Share This


More From ScienceDaily



More Health & Medicine News

Thursday, November 27, 2014

Featured Research

from universities, journals, and other organizations


Featured Videos

from AP, Reuters, AFP, and other news services

Pet Dogs to Be Used in Anti-Ageing Trial

Pet Dogs to Be Used in Anti-Ageing Trial

Reuters - Innovations Video Online (Nov. 26, 2014) — Researchers in the United States are preparing to discover whether a drug commonly used in human organ transplants can extend the lifespan and health quality of pet dogs. Video provided by Reuters
Powered by NewsLook.com
Today's Prostheses Are More Capable Than Ever

Today's Prostheses Are More Capable Than Ever

Newsy (Nov. 26, 2014) — Advances in prosthetics are making replacement body parts stronger and more lifelike than they’ve ever been. Video provided by Newsy
Powered by NewsLook.com
From Popcorn To Vending Snacks: FDA Ups Calorie Count Rules

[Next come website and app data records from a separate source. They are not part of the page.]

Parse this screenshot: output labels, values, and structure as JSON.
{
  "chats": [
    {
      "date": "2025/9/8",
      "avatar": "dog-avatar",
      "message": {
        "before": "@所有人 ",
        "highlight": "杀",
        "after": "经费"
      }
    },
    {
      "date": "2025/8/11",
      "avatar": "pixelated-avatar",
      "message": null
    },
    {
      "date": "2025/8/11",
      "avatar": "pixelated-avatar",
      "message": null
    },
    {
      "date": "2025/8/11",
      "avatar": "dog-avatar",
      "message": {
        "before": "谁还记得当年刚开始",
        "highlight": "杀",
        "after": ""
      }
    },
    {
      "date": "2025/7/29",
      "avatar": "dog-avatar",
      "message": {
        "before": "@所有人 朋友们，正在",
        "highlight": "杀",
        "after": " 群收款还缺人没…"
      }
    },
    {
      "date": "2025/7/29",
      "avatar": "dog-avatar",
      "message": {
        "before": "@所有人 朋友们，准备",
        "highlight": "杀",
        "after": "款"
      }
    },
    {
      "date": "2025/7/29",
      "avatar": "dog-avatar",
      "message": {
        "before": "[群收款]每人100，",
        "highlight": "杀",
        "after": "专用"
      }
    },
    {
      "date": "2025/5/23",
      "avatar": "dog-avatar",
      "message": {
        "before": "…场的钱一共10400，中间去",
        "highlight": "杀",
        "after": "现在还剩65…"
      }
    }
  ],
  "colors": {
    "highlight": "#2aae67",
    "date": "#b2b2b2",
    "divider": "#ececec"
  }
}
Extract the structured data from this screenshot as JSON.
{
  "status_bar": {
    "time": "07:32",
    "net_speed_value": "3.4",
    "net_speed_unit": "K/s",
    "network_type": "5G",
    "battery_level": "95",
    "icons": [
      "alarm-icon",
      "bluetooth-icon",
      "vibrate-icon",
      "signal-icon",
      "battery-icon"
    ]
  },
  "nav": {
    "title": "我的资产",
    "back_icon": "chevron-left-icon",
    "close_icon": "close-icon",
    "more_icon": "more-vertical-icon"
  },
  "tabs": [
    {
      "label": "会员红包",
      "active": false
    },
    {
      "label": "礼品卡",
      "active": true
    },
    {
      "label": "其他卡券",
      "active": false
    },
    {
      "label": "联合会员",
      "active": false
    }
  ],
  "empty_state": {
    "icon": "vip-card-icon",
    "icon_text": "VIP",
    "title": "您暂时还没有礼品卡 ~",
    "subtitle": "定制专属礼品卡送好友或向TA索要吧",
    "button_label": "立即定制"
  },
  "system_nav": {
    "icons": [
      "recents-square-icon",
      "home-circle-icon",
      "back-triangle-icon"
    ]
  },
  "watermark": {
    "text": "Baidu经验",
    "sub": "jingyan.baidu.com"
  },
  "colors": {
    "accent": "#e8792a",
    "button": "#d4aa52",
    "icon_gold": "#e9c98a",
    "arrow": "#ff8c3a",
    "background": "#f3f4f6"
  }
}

From Popcorn To Vending Snacks: FDA Ups Calorie Count Rules

Newsy (Nov. 25, 2014) — The US FDA is announcing new calorie rules on Tuesday that will require everywhere from theaters to vending machines to include calorie counts. Video provided by Newsy
Powered by NewsLook.com
Daily Serving Of Yogurt Could Reduce Risk Of Type 2 Diabetes

Daily Serving Of Yogurt Could Reduce Risk Of Type 2 Diabetes

Newsy (Nov. 25, 2014) — Need another reason to eat yogurt every day? Researchers now say it could reduce a person's risk of developing type 2 diabetes. Video provided by Newsy
Powered by NewsLook.com

Search ScienceDaily

Number of stories in archives: 140,361

Find with keyword(s):
 
Enter a keyword or phrase to search ScienceDaily for related topics and research stories.

Save/Print:
Share:  

Breaking News:

Strange & Offbeat Stories

 

Health & Medicine

Mind & Brain

Living & Well

In Other News

... from NewsDaily.com

Science News

Health News

Environment News

Technology News



Save/Print:
Share:  

Free Subscriptions


Get the latest science news with ScienceDaily's free email newsletters, updated daily and weekly. Or view hourly updated newsfeeds in your RSS reader:

Get Social & Mobile


Keep up to date with the latest news from ScienceDaily via social networks and mobile apps:

Have Feedback?


Tell us what you think of ScienceDaily -- we welcome both positive and negative comments. Have any problems using the site? Questions?
Mobile iPhone Android Web
Follow Facebook Twitter Google+
Subscribe RSS Feeds Email Newsletters
Latest Headlines Health & Medicine Mind & Brain Space & Time Matter & Energy Computers & Math Plants & Animals Earth & Climate Fossils & Ruins